Content starts

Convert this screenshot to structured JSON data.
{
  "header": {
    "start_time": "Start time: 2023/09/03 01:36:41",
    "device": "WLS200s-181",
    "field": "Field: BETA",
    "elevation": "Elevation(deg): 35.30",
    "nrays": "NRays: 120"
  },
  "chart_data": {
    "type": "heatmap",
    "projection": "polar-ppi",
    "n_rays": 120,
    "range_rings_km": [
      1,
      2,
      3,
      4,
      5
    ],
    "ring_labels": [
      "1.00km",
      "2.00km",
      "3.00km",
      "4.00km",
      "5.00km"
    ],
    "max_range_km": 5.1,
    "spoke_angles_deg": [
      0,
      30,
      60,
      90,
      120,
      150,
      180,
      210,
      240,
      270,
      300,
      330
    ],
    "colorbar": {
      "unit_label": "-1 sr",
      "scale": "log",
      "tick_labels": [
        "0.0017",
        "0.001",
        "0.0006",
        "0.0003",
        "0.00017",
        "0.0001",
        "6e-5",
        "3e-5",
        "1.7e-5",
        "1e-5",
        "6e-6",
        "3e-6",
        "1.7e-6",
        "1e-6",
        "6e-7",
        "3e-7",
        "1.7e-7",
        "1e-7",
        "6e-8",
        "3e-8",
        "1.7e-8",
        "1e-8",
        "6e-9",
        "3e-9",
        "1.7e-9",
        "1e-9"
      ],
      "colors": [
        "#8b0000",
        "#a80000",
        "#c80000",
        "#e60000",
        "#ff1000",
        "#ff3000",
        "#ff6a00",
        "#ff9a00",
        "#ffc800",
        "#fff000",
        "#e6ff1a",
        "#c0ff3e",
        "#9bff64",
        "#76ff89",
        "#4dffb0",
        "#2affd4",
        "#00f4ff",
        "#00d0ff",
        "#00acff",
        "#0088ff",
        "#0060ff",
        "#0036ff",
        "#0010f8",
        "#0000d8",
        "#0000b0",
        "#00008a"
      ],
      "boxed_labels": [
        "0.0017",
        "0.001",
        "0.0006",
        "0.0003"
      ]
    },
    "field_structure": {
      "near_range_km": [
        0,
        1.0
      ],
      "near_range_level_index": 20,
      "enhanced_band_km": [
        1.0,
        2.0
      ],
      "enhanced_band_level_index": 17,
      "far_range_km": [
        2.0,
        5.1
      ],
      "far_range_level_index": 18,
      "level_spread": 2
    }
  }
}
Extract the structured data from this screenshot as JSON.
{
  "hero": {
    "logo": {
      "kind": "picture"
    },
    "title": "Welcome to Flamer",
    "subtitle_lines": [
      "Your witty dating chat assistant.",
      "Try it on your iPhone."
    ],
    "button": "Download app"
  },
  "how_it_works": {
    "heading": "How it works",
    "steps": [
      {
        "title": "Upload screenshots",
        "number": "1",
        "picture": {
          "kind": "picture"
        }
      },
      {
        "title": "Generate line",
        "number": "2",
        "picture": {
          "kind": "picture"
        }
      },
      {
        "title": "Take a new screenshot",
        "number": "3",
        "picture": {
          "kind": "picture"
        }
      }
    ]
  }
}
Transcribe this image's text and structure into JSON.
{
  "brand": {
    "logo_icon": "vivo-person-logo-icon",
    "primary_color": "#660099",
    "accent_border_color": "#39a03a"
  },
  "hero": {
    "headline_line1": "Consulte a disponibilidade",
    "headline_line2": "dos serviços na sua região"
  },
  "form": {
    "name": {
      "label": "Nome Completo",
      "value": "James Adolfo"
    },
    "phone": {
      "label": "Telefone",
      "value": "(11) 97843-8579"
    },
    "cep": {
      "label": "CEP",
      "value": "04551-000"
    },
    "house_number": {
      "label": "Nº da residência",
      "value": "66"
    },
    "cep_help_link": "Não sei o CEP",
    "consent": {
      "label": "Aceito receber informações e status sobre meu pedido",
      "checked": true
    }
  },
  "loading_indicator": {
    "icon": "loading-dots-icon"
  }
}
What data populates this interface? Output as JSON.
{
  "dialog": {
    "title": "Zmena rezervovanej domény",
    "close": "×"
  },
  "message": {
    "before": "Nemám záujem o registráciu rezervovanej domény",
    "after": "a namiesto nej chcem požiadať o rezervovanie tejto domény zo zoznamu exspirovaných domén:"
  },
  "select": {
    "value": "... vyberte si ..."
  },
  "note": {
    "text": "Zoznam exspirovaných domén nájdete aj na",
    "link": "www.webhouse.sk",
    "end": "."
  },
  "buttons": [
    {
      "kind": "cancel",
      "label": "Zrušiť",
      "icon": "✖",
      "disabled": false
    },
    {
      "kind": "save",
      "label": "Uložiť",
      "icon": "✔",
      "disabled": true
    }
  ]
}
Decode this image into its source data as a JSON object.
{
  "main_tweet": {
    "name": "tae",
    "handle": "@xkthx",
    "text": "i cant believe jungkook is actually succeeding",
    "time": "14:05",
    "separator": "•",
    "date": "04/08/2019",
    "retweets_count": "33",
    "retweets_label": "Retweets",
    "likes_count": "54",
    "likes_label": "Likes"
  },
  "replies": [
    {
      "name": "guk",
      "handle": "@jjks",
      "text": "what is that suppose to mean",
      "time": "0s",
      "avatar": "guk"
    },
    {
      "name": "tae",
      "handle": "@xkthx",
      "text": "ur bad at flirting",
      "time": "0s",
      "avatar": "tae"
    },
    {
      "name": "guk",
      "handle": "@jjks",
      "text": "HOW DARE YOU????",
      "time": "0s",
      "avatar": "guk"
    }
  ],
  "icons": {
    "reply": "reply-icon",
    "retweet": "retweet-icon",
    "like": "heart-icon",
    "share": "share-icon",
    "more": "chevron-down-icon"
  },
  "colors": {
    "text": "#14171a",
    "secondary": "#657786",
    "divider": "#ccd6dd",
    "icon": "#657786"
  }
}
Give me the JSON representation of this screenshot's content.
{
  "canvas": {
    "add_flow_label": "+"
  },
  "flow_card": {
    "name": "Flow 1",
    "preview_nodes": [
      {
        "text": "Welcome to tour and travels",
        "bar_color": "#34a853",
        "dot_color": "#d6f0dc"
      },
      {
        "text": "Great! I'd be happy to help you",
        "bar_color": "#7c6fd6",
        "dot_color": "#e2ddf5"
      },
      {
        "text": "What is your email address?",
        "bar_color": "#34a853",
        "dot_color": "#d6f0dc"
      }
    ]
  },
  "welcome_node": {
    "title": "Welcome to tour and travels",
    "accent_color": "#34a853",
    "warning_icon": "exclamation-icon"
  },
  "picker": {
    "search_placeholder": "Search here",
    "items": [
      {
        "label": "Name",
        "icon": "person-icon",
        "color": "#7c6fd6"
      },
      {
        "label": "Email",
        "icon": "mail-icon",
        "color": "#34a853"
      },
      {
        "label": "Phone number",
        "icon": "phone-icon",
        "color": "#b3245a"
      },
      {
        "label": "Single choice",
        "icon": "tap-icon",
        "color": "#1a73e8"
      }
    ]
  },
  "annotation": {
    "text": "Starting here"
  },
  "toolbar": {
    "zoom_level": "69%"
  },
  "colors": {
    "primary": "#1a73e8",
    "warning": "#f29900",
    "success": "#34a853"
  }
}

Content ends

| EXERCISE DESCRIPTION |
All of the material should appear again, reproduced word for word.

| FINAL ANSWER |
Convert this screenshot to structured JSON data.
{
  "header": {
    "start_time": "Start time: 2023/09/03 01:36:41",
    "device": "WLS200s-181",
    "field": "Field: BETA",
    "elevation": "Elevation(deg): 35.30",
    "nrays": "NRays: 120"
  },
  "chart_data": {
    "type": "heatmap",
    "projection": "polar-ppi",
    "n_rays": 120,
    "range_rings_km": [
      1,
      2,
      3,
      4,
      5
    ],
    "ring_labels": [
      "1.00km",
      "2.00km",
      "3.00km",
      "4.00km",
      "5.00km"
    ],
    "max_range_km": 5.1,
    "spoke_angles_deg": [
      0,
      30,
      60,
      90,
      120,
      150,
      180,
      210,
      240,
      270,
      300,
      330
    ],
    "colorbar": {
      "unit_label": "-1 sr",
      "scale": "log",
      "tick_labels": [
        "0.0017",
        "0.001",
        "0.0006",
        "0.0003",
        "0.00017",
        "0.0001",
        "6e-5",
        "3e-5",
        "1.7e-5",
        "1e-5",
        "6e-6",
        "3e-6",
        "1.7e-6",
        "1e-6",
        "6e-7",
        "3e-7",
        "1.7e-7",
        "1e-7",
        "6e-8",
        "3e-8",
        "1.7e-8",
        "1e-8",
        "6e-9",
        "3e-9",
        "1.7e-9",
        "1e-9"
      ],
      "colors": [
        "#8b0000",
        "#a80000",
        "#c80000",
        "#e60000",
        "#ff1000",
        "#ff3000",
        "#ff6a00",
        "#ff9a00",
        "#ffc800",
        "#fff000",
        "#e6ff1a",
        "#c0ff3e",
        "#9bff64",
        "#76ff89",
        "#4dffb0",
        "#2affd4",
        "#00f4ff",
        "#00d0ff",
        "#00acff",
        "#0088ff",
        "#0060ff",
        "#0036ff",
        "#0010f8",
        "#0000d8",
        "#0000b0",
        "#00008a"
      ],
      "boxed_labels": [
        "0.0017",
        "0.001",
        "0.0006",
        "0.0003"
      ]
    },
    "field_structure": {
      "near_range_km": [
        0,
        1.0
      ],
      "near_range_level_index": 20,
      "enhanced_band_km": [
        1.0,
        2.0
      ],
      "enhanced_band_level_index": 17,
      "far_range_km": [
        2.0,
        5.1
      ],
      "far_range_level_index": 18,
      "level_spread": 2
    }
  }
}
Extract the structured data from this screenshot as JSON.
{
  "hero": {
    "logo": {
      "kind": "picture"
    },
    "title": "Welcome to Flamer",
    "subtitle_lines": [
      "Your witty dating chat assistant.",
      "Try it on your iPhone."
    ],
    "button": "Download app"
  },
  "how_it_works": {
    "heading": "How it works",
    "steps": [
      {
        "title": "Upload screenshots",
        "number": "1",
        "picture": {
          "kind": "picture"
        }
      },
      {
        "title": "Generate line",
        "number": "2",
        "picture": {
          "kind": "picture"
        }
      },
      {
        "title": "Take a new screenshot",
        "number": "3",
        "picture": {
          "kind": "picture"
        }
      }
    ]
  }
}
Transcribe this image's text and structure into JSON.
{
  "brand": {
    "logo_icon": "vivo-person-logo-icon",
    "primary_color": "#660099",
    "accent_border_color": "#39a03a"
  },
  "hero": {
    "headline_line1": "Consulte a disponibilidade",
    "headline_line2": "dos serviços na sua região"
  },
  "form": {
    "name": {
      "label": "Nome Completo",
      "value": "James Adolfo"
    },
    "phone": {
      "label": "Telefone",
      "value": "(11) 97843-8579"
    },
    "cep": {
      "label": "CEP",
      "value": "04551-000"
    },
    "house_number": {
      "label": "Nº da residência",
      "value": "66"
    },
    "cep_help_link": "Não sei o CEP",
    "consent": {
      "label": "Aceito receber informações e status sobre meu pedido",
      "checked": true
    }
  },
  "loading_indicator": {
    "icon": "loading-dots-icon"
  }
}
What data populates this interface? Output as JSON.
{
  "dialog": {
    "title": "Zmena rezervovanej domény",
    "close": "×"
  },
  "message": {
    "before": "Nemám záujem o registráciu rezervovanej domény",
    "after": "a namiesto nej chcem požiadať o rezervovanie tejto domény zo zoznamu exspirovaných domén:"
  },
  "select": {
    "value": "... vyberte si ..."
  },
  "note": {
    "text": "Zoznam exspirovaných domén nájdete aj na",
    "link": "www.webhouse.sk",
    "end": "."
  },
  "buttons": [
    {
      "kind": "cancel",
      "label": "Zrušiť",
      "icon": "✖",
      "disabled": false
    },
    {
      "kind": "save",
      "label": "Uložiť",
      "icon": "✔",
      "disabled": true
    }
  ]
}
Decode this image into its source data as a JSON object.
{
  "main_tweet": {
    "name": "tae",
    "handle": "@xkthx",
    "text": "i cant believe jungkook is actually succeeding",
    "time": "14:05",
    "separator": "•",
    "date": "04/08/2019",
    "retweets_count": "33",
    "retweets_label": "Retweets",
    "likes_count": "54",
    "likes_label": "Likes"
  },
  "replies": [
    {
      "name": "guk",
      "handle": "@jjks",
      "text": "what is that suppose to mean",
      "time": "0s",
      "avatar": "guk"
    },
    {
      "name": "tae",
      "handle": "@xkthx",
      "text": "ur bad at flirting",
      "time": "0s",
      "avatar": "tae"
    },
    {
      "name": "guk",
      "handle": "@jjks",
      "text": "HOW DARE YOU????",
      "time": "0s",
      "avatar": "guk"
    }
  ],
  "icons": {
    "reply": "reply-icon",
    "retweet": "retweet-icon",
    "like": "heart-icon",
    "share": "share-icon",
    "more": "chevron-down-icon"
  },
  "colors": {
    "text": "#14171a",
    "secondary": "#657786",
    "divider": "#ccd6dd",
    "icon": "#657786"
  }
}
Give me the JSON representation of this screenshot's content.
{
  "canvas": {
    "add_flow_label": "+"
  },
  "flow_card": {
    "name": "Flow 1",
    "preview_nodes": [
      {
        "text": "Welcome to tour and travels",
        "bar_color": "#34a853",
        "dot_color": "#d6f0dc"
      },
      {
        "text": "Great! I'd be happy to help you",
        "bar_color": "#7c6fd6",
        "dot_color": "#e2ddf5"
      },
      {
        "text": "What is your email address?",
        "bar_color": "#34a853",
        "dot_color": "#d6f0dc"
      }
    ]
  },
  "welcome_node": {
    "title": "Welcome to tour and travels",
    "accent_color": "#34a853",
    "warning_icon": "exclamation-icon"
  },
  "picker": {
    "search_placeholder": "Search here",
    "items": [
      {
        "label": "Name",
        "icon": "person-icon",
        "color": "#7c6fd6"
      },
      {
        "label": "Email",
        "icon": "mail-icon",
        "color": "#34a853"
      },
      {
        "label": "Phone number",
        "icon": "phone-icon",
        "color": "#b3245a"
      },
      {
        "label": "Single choice",
        "icon": "tap-icon",
        "color": "#1a73e8"
      }
    ]
  },
  "annotation": {
    "text": "Starting here"
  },
  "toolbar": {
    "zoom_level": "69%"
  },
  "colors": {
    "primary": "#1a73e8",
    "warning": "#f29900",
    "success": "#34a853"
  }
}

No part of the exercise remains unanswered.